▸ Record extracts:

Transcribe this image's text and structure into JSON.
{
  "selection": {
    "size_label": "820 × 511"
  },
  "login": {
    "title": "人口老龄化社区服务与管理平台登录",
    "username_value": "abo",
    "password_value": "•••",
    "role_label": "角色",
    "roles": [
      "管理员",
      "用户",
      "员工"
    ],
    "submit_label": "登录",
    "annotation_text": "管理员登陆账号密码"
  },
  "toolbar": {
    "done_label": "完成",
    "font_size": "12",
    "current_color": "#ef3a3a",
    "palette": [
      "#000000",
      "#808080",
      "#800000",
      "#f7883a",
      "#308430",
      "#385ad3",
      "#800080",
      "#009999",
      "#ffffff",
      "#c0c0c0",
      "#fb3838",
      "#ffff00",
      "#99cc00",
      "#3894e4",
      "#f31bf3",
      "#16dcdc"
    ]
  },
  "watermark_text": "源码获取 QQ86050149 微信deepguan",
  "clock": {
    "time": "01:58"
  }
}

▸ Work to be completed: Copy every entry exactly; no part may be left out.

▸ Reply to the exercise:
Transcribe this image's text and structure into JSON.
{
  "selection": {
    "size_label": "820 × 511"
  },
  "login": {
    "title": "人口老龄化社区服务与管理平台登录",
    "username_value": "abo",
    "password_value": "•••",
    "role_label": "角色",
    "roles": [
      "管理员",
      "用户",
      "员工"
    ],
    "submit_label": "登录",
    "annotation_text": "管理员登陆账号密码"
  },
  "toolbar": {
    "done_label": "完成",
    "font_size": "12",
    "current_color": "#ef3a3a",
    "palette": [
      "#000000",
      "#808080",
      "#800000",
      "#f7883a",
      "#308430",
      "#385ad3",
      "#800080",
      "#009999",
      "#ffffff",
      "#c0c0c0",
      "#fb3838",
      "#ffff00",
      "#99cc00",
      "#3894e4",
      "#f31bf3",
      "#16dcdc"
    ]
  },
  "watermark_text": "源码获取 QQ86050149 微信deepguan",
  "clock": {
    "time": "01:58"
  }
}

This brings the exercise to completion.